Defer Long Running Tasks to Improve the User Experience#

This guide addresses how to defer and orchestrate long running background tasks with pn.state.on_load. You can use this to improve the user experience of your app.


Motivation#

When a user opens your app, the app is loaded as follows

  • the app file is executed

  • the app template is sent to the user and rendered

  • a web socket connection is opened to enable fast, bi-directional communication as your interact with the app.

Thus any long running code executed before the app is loaded will increase the the waiting time before your users see your apps template. If the waiting time is more than 2-5 seconds your users might get confused and even leave the application behind.

Here is an example of an app that takes +5 seconds to load.

import time
import panel as pn

pn.extension(template="bootstrap")

layout = pn.pane.Markdown()

def some_long_running_task():
    time.sleep(5) # Some long running task
    layout.object = "# Wow. That took some time.
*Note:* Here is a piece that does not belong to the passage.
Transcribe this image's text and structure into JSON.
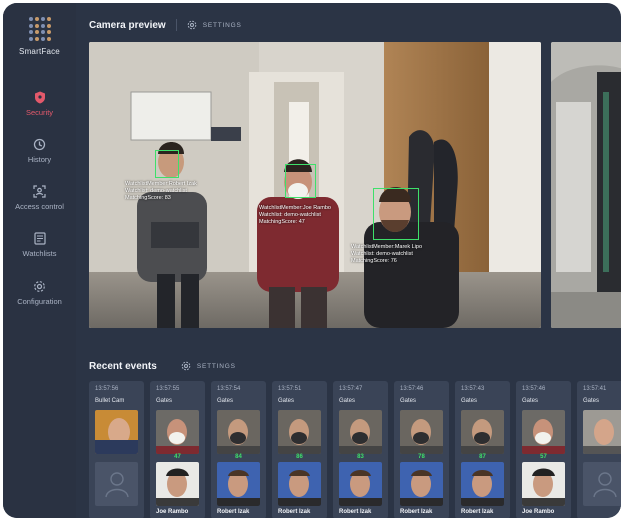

Are you still here?"

some_long_running_task()

layout.servable()

panel-longrunning-task-example

Now lets learn how to defer long running tasks to after the application has loaded.

Defer a Task#

import time
import panel as pn

pn.extension(template="bootstrap")

layout = pn.pane.Markdown("# Loading...")

def some_long_running_task():
    time.sleep(5) # Some long running task
    layout.object = "# Done"

pn.state.onload(some_long_running_task)

layout.servable()

panel-onload-example

Note that pn.state.onload accepts both sync and async functions and also accepts a threaded argument, which, when combined with enabling config.nthreads will run the callbacks concurrently on separate threads.

This example could also be implemented using a bound and displayed function. We recommend using that method together with defer_load when possible. See the Defer Bound and Displayed Functions Guide.

Defer and Orchestrate Dependent Tasks#

Sometimes you have multiple tasks that depend on each other and you need to orchestrate them. To handle those scenarios you use pn.state.onload to defer background tasks and pn.bind to trigger bound and displayed functions when the the background tasks have finished.

Lets take an example where we

  • load a shared dataset.

  • display the dataset in a Table

  • transform the dataset and display it as a plot

import time
import panel as pn
import pandas as pd
import param
import hvplot.pandas

pn.extension(sizing_mode="stretch_width", template="bootstrap", theme="dark")

class AppState(param.Parameterized):
    data = param.DataFrame()

    def update(self):
        time.sleep(2)
        state.data = pd.DataFrame({"x": [1, 2, 3, 4], "y": [1, 3, 2, 4]})

def loading_indicator(label):
    return pn.indicators.LoadingSpinner(
        value=True, name=label, size=25, align="center"
    )

def short_running_task():
    return "# I'm shown on load"

def table(data):
    if data is None:
        return loading_indicator("Loading data")

    return pn.pane.DataFrame(data)

def plot(data):
    if data is None:
        yield loading_indicator("Waiting for data")
        return

    yield loading_indicator("Transforming data")
    time.sleep(2)  # Some long running transformation
    yield data.hvplot()

state = AppState()
pn.state.onload(state.update)

pn.Column(
    short_running_task,
    pn.bind(table, data=state.param.data),
    pn.bind(plot, data=state.param.data),
).servable()

panel-onload-dependent-tasks-example